===== Extracted material =====
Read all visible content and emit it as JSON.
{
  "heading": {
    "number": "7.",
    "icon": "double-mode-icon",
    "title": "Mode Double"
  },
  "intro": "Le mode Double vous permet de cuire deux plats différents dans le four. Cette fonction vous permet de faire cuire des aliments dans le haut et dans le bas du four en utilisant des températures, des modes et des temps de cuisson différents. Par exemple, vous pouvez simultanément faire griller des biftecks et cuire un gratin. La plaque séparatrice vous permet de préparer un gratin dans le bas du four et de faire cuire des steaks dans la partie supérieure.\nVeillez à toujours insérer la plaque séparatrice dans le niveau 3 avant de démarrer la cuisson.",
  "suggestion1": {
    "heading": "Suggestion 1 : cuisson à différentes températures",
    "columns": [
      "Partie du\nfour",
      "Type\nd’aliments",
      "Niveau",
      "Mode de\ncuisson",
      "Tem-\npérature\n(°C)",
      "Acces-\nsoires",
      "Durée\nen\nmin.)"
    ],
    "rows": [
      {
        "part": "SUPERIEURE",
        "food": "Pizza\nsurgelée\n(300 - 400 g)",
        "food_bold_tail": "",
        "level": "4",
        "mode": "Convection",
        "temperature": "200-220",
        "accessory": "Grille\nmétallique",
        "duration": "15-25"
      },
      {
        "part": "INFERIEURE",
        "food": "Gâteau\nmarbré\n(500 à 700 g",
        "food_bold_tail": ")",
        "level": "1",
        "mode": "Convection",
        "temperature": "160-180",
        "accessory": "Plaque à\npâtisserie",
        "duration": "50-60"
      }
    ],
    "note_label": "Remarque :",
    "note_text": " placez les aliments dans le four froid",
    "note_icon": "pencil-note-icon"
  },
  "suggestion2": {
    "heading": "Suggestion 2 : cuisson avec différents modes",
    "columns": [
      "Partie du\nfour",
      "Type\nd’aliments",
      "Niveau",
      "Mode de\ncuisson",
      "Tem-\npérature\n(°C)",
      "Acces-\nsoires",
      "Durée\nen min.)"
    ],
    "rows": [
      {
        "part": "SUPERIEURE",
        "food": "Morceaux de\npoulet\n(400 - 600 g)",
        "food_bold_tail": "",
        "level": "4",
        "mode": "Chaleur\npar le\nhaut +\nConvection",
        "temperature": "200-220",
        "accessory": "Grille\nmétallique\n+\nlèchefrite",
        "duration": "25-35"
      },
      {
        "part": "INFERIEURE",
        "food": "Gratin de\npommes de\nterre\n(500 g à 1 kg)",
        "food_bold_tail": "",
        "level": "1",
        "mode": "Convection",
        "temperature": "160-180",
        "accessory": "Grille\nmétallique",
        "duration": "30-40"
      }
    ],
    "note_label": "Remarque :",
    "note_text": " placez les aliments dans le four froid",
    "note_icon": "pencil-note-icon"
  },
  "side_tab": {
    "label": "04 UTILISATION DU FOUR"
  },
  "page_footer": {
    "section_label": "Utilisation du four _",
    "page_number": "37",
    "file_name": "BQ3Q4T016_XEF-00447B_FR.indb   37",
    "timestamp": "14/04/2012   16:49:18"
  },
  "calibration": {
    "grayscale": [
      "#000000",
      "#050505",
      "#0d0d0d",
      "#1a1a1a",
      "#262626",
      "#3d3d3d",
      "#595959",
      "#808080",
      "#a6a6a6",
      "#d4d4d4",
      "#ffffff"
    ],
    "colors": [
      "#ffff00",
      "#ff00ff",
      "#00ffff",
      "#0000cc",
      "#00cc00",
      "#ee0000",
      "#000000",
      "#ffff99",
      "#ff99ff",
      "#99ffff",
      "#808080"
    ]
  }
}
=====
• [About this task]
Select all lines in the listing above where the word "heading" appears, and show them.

• [Answer for this exercise]
  "heading": {
    "heading": "Suggestion 1 : cuisson à différentes températures",
    "heading": "Suggestion 2 : cuisson avec différents modes",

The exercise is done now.